This is not justification for all CEOs to be micro-managers. Most businesses are not startups; they are maintaining their positions in the marketplace through well-defined processes. These more mature businesses, even if small, shouldn’t have the CEO reaching into every small decision. Mr. Morrison says, “When it has been proven that your value proposition is superior to the competition, and when market acceptance is at hand, the time has come for the CEO to let go of many of the details.” The business will have the momentum to be managed by subordinates. The mission of the company will be more static and clear. Typically, businesses at about 10 million almost always need a CEO willing to let his management team run the operation.
Larger companies often create startups within them. The ideal method is to have one person – often the CEO – run it like a startup, incubating it outside of all the rules the “main” business runs with. Once the new project has momentum in the marketplace, then, and only then, should it be absorbed into the primary management structures.

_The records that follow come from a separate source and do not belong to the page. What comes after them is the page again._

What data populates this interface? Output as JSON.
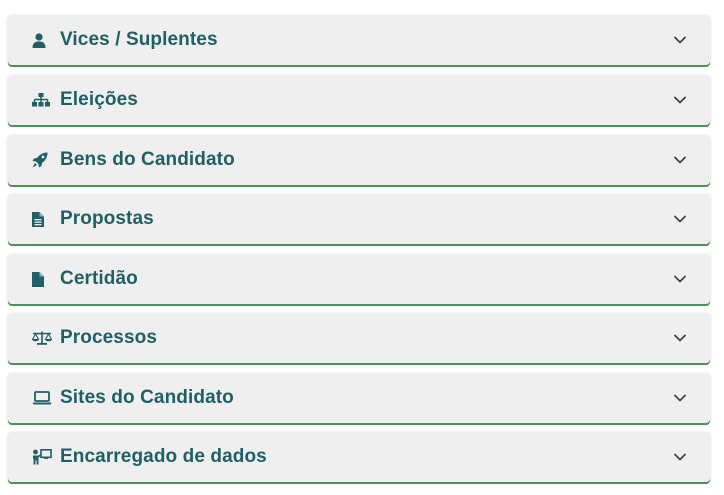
{
  "accordion": {
    "items": [
      {
        "label": "Vices / Suplentes",
        "icon": "user-icon"
      },
      {
        "label": "Eleições",
        "icon": "sitemap-icon"
      },
      {
        "label": "Bens do Candidato",
        "icon": "rocket-icon"
      },
      {
        "label": "Propostas",
        "icon": "file-text-icon"
      },
      {
        "label": "Certidão",
        "icon": "file-icon"
      },
      {
        "label": "Processos",
        "icon": "balance-scale-icon"
      },
      {
        "label": "Sites do Candidato",
        "icon": "laptop-icon"
      },
      {
        "label": "Encarregado de dados",
        "icon": "person-chalkboard-icon"
      }
    ]
  },
  "colors": {
    "text": "#1f5f66",
    "panel_bg": "#efefef",
    "accent_border": "#4f8f5a",
    "chevron": "#444444"
  }
}
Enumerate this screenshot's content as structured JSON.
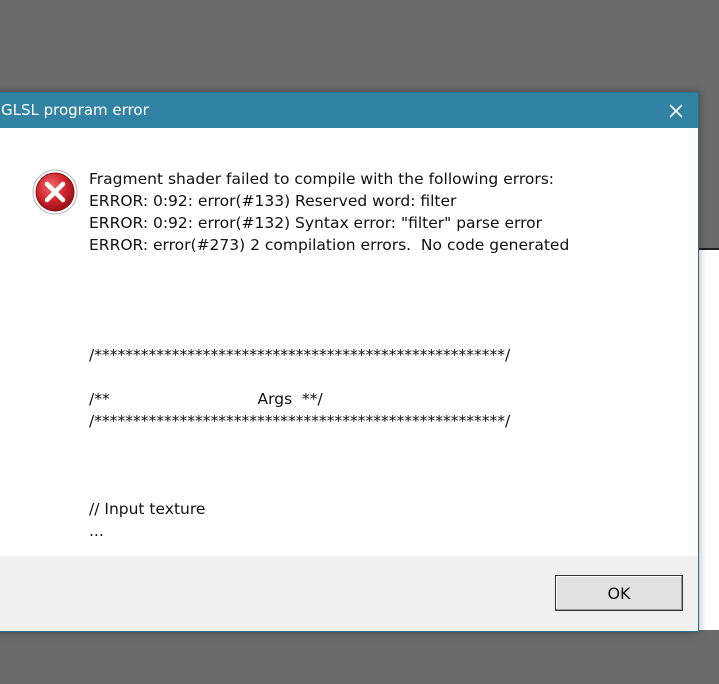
{
  "dialog": {
    "title": "GLSL program error",
    "close_icon": "close-icon",
    "error_icon": "error-icon",
    "message_lines": [
      "Fragment shader failed to compile with the following errors:",
      "ERROR: 0:92: error(#133) Reserved word: filter",
      "ERROR: 0:92: error(#132) Syntax error: \"filter\" parse error",
      "ERROR: error(#273) 2 compilation errors.  No code generated",
      "",
      "",
      "",
      "",
      "/*****************************************************/",
      "",
      "/**                              Args  **/",
      "/*****************************************************/",
      "",
      "",
      "",
      "// Input texture",
      "..."
    ],
    "ok_label": "OK"
  },
  "colors": {
    "titlebar": "#3282a3",
    "background": "#6b6b6b",
    "error_red": "#d0232b"
  }
}
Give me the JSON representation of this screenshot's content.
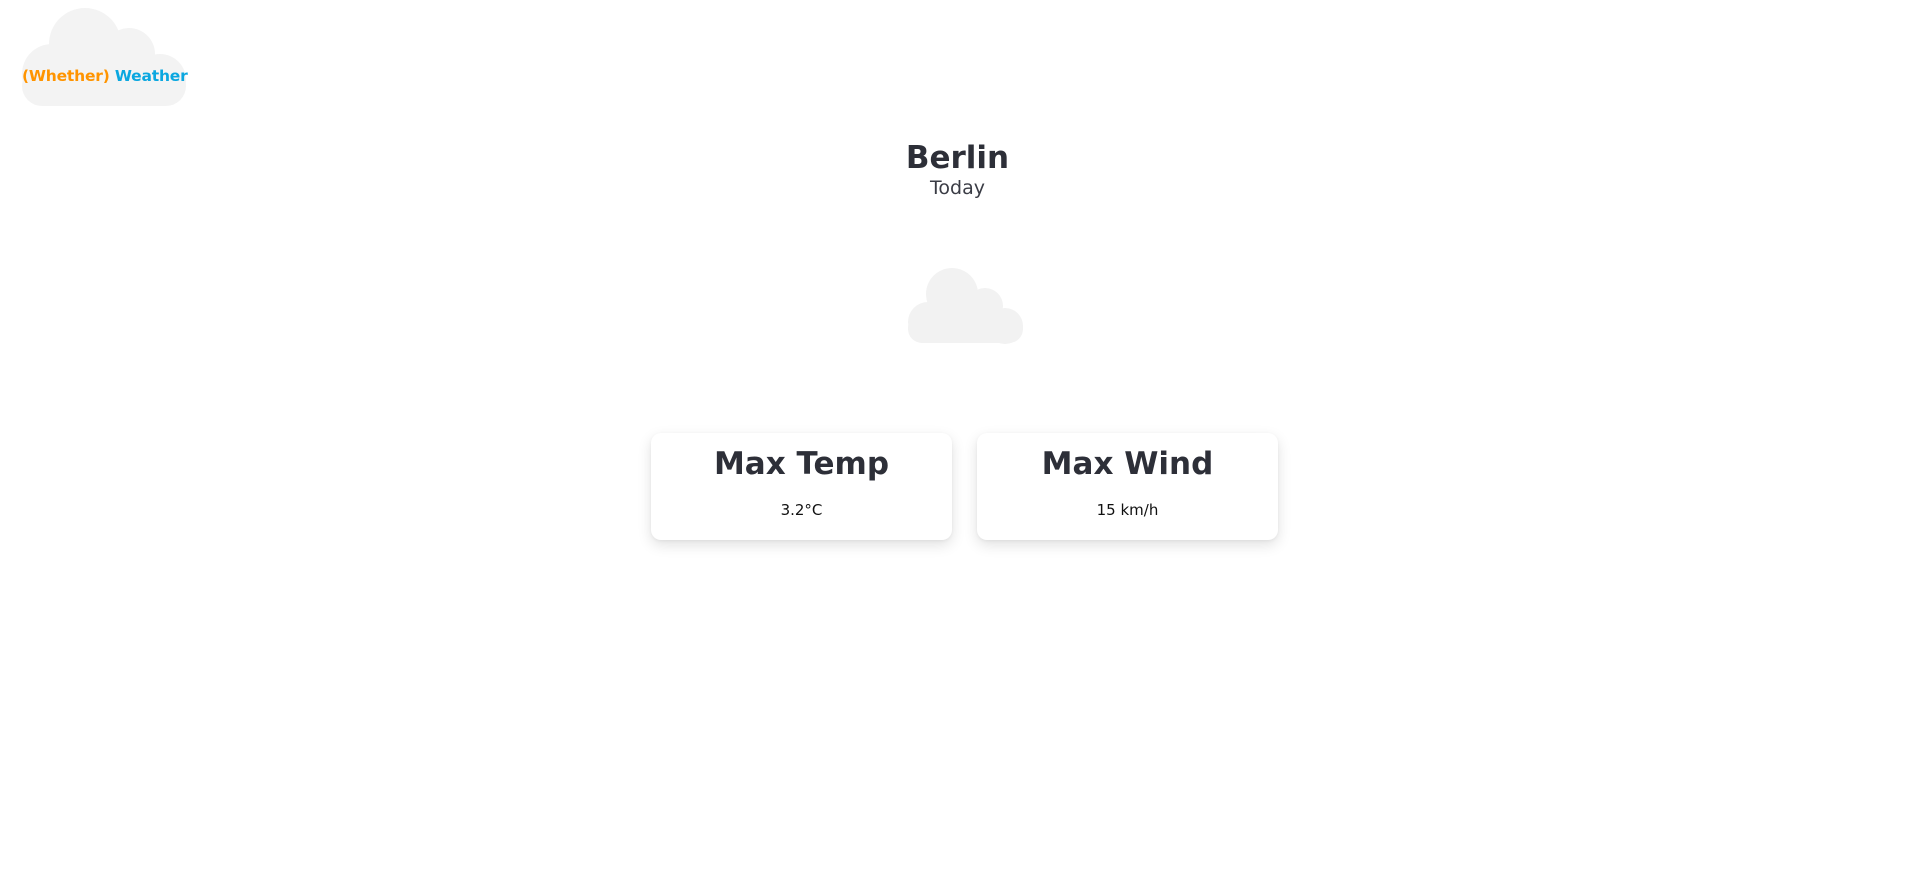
{
  "logo": {
    "icon": "cloud-icon",
    "word_1": "(Whether)",
    "word_2": "Weather",
    "color_1": "#ff9400",
    "color_2": "#0aa7e0"
  },
  "location": {
    "city": "Berlin",
    "day": "Today"
  },
  "weather": {
    "icon": "cloud-icon",
    "icon_color": "#f2f2f2"
  },
  "cards": [
    {
      "title": "Max Temp",
      "value": "3.2°C"
    },
    {
      "title": "Max Wind",
      "value": "15 km/h"
    }
  ]
}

Transitioning from a small, startup leadership style to a more shared leadership style is difficult for many CEOs. Some of us are best suited for startups, some not. If you’re a large company executive thinking about a startup, work hard at building your skill base. Do you know enough about ad design? Writing press releases? Analyzing and manipulating data yourself? Do you have technical expertise? Take an interest in details that you might normally ignore, and go to school on those who are handling them for you now. If you’re already in the fray and you feel like you’ve come up short, get good help quickly and learn from them. Whatever you do, don’t delegate the authority. Be decisive.
If you’re a decisive autocrat who enjoys getting your hands dirty working on the front lines of business, a startup is your home. No guilt needed.
• The CEO of a startup must have the skills and willingness to be constantly hands-on in sales, marketing and product development.
• Startup companies need to make many major course corrections to overcome obstacles as they are discovered early on. The management of this swirl of information and action is best done personally by the CEO.
• He or she must be decisive and autocratic, letting no-one get distracted from the urgent mission to make a bee line straight to the achievement of market acceptance of their product or service.
Robert Sher is principal of CEO to CEO, specializing in assisting CEOs and business leaders as they navigate critical passages. He is the author of The Feel of the Deal; How I Built a Business through Acquisitions. He may be reached at Robert@ceotoceo.biz.
Company and Case Facts:
Company: Stage One Partners
Person: Jeffrey Morrison, CEO
Alliance Member since: 2005
Business Founded: 1991
Annual Sales Volume: $1.2 million in 2005
Head Count: 8
Service: Partners with startups to provide management and capital for early stage growth
Typical Customer: Inventors and engineers
Written: August, 2006
Address: Stage One Partners, 208 Granada Way, Los Gatos, CA 95032-1101